▸ **WHAT IS BEING ASKED**
All entries should be output exactly as they stand.

Component data from apps and pages:
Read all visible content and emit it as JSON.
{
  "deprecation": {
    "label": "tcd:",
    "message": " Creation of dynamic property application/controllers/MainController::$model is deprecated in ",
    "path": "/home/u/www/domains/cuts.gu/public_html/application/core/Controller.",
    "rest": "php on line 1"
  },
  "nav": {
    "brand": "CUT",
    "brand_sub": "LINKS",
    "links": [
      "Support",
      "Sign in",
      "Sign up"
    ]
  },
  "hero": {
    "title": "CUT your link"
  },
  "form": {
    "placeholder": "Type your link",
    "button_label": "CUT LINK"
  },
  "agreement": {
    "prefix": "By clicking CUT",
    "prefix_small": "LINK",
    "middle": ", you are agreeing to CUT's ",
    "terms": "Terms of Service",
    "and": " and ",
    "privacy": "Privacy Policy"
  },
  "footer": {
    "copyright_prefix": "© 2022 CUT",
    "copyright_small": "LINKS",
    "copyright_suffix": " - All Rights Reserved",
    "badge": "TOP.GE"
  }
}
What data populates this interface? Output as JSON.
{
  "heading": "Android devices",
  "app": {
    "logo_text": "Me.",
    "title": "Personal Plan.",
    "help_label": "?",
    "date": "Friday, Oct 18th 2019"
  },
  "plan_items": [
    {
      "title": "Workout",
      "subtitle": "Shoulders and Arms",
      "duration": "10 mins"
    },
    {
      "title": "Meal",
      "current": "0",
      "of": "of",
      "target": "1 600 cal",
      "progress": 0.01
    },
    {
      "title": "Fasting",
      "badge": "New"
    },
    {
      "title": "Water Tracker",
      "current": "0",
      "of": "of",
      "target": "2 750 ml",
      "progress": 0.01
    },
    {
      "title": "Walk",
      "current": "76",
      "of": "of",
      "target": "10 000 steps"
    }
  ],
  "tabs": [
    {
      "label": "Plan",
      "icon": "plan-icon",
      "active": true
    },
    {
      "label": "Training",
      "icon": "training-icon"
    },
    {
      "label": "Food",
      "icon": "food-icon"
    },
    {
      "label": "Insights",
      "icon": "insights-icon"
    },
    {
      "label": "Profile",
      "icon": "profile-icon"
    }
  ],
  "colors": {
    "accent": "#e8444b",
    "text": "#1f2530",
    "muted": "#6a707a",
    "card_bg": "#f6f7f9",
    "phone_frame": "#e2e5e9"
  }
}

▸ **EXERCISE OUTPUT**
Read all visible content and emit it as JSON.
{
  "deprecation": {
    "label": "tcd:",
    "message": " Creation of dynamic property application/controllers/MainController::$model is deprecated in ",
    "path": "/home/u/www/domains/cuts.gu/public_html/application/core/Controller.",
    "rest": "php on line 1"
  },
  "nav": {
    "brand": "CUT",
    "brand_sub": "LINKS",
    "links": [
      "Support",
      "Sign in",
      "Sign up"
    ]
  },
  "hero": {
    "title": "CUT your link"
  },
  "form": {
    "placeholder": "Type your link",
    "button_label": "CUT LINK"
  },
  "agreement": {
    "prefix": "By clicking CUT",
    "prefix_small": "LINK",
    "middle": ", you are agreeing to CUT's ",
    "terms": "Terms of Service",
    "and": " and ",
    "privacy": "Privacy Policy"
  },
  "footer": {
    "copyright_prefix": "© 2022 CUT",
    "copyright_small": "LINKS",
    "copyright_suffix": " - All Rights Reserved",
    "badge": "TOP.GE"
  }
}
What data populates this interface? Output as JSON.
{
  "heading": "Android devices",
  "app": {
    "logo_text": "Me.",
    "title": "Personal Plan.",
    "help_label": "?",
    "date": "Friday, Oct 18th 2019"
  },
  "plan_items": [
    {
      "title": "Workout",
      "subtitle": "Shoulders and Arms",
      "duration": "10 mins"
    },
    {
      "title": "Meal",
      "current": "0",
      "of": "of",
      "target": "1 600 cal",
      "progress": 0.01
    },
    {
      "title": "Fasting",
      "badge": "New"
    },
    {
      "title": "Water Tracker",
      "current": "0",
      "of": "of",
      "target": "2 750 ml",
      "progress": 0.01
    },
    {
      "title": "Walk",
      "current": "76",
      "of": "of",
      "target": "10 000 steps"
    }
  ],
  "tabs": [
    {
      "label": "Plan",
      "icon": "plan-icon",
      "active": true
    },
    {
      "label": "Training",
      "icon": "training-icon"
    },
    {
      "label": "Food",
      "icon": "food-icon"
    },
    {
      "label": "Insights",
      "icon": "insights-icon"
    },
    {
      "label": "Profile",
      "icon": "profile-icon"
    }
  ],
  "colors": {
    "accent": "#e8444b",
    "text": "#1f2530",
    "muted": "#6a707a",
    "card_bg": "#f6f7f9",
    "phone_frame": "#e2e5e9"
  }
}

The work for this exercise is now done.